• **WHAT YOU HAVE TO DO**
Your task is to print the listing exactly as it stands.
◇ ◇ ◇ ◇ ◇
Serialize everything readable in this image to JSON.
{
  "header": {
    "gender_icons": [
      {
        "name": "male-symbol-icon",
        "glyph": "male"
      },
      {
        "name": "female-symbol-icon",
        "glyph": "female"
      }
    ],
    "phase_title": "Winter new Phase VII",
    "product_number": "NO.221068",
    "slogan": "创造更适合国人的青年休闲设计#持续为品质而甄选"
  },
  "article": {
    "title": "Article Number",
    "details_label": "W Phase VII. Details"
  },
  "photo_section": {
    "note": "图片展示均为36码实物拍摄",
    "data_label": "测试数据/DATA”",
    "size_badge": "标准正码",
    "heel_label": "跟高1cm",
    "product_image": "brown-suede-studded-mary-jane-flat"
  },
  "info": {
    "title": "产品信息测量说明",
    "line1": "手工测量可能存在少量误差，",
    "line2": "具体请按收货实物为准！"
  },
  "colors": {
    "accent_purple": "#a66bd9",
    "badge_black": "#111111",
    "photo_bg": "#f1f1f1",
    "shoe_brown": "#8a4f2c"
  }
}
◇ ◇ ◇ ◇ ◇
• **TASK ANSWER**
Serialize everything readable in this image to JSON.
{
  "header": {
    "gender_icons": [
      {
        "name": "male-symbol-icon",
        "glyph": "male"
      },
      {
        "name": "female-symbol-icon",
        "glyph": "female"
      }
    ],
    "phase_title": "Winter new Phase VII",
    "product_number": "NO.221068",
    "slogan": "创造更适合国人的青年休闲设计#持续为品质而甄选"
  },
  "article": {
    "title": "Article Number",
    "details_label": "W Phase VII. Details"
  },
  "photo_section": {
    "note": "图片展示均为36码实物拍摄",
    "data_label": "测试数据/DATA”",
    "size_badge": "标准正码",
    "heel_label": "跟高1cm",
    "product_image": "brown-suede-studded-mary-jane-flat"
  },
  "info": {
    "title": "产品信息测量说明",
    "line1": "手工测量可能存在少量误差，",
    "line2": "具体请按收货实物为准！"
  },
  "colors": {
    "accent_purple": "#a66bd9",
    "badge_black": "#111111",
    "photo_bg": "#f1f1f1",
    "shoe_brown": "#8a4f2c"
  }
}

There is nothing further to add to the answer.